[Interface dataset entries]

· · ·

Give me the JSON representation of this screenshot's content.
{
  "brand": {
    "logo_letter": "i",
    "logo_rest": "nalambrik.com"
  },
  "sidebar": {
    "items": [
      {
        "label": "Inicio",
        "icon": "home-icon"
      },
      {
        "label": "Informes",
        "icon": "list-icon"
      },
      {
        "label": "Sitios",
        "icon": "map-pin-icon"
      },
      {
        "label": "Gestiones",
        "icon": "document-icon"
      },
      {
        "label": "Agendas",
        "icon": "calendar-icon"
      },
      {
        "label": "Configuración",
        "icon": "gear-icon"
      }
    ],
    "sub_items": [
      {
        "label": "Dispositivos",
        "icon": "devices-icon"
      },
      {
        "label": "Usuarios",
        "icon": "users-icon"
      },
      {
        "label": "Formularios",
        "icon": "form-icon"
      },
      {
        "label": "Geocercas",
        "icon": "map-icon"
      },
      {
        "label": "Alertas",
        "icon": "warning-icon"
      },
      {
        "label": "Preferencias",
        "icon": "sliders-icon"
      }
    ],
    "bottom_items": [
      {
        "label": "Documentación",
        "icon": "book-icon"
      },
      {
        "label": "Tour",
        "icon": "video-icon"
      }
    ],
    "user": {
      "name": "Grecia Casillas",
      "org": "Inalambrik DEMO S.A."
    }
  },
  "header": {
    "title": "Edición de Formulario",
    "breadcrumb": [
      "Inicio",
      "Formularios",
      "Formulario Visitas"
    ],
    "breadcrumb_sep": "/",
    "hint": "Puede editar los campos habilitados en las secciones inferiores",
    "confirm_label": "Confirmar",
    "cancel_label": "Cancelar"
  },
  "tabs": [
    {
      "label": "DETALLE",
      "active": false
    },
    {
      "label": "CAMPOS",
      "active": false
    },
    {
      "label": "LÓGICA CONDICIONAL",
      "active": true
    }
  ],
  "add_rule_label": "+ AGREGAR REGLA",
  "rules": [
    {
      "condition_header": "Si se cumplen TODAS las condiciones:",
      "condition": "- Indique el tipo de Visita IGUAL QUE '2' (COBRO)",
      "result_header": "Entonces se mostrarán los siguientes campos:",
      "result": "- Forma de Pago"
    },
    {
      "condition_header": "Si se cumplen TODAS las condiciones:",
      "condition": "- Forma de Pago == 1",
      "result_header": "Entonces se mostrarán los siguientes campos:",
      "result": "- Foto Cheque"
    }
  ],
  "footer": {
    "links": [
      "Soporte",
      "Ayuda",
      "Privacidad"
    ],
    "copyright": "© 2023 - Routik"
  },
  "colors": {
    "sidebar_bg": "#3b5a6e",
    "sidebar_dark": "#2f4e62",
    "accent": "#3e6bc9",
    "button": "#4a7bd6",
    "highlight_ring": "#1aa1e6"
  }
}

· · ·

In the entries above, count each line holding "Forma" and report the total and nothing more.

§ **WORKED SOLUTION**
2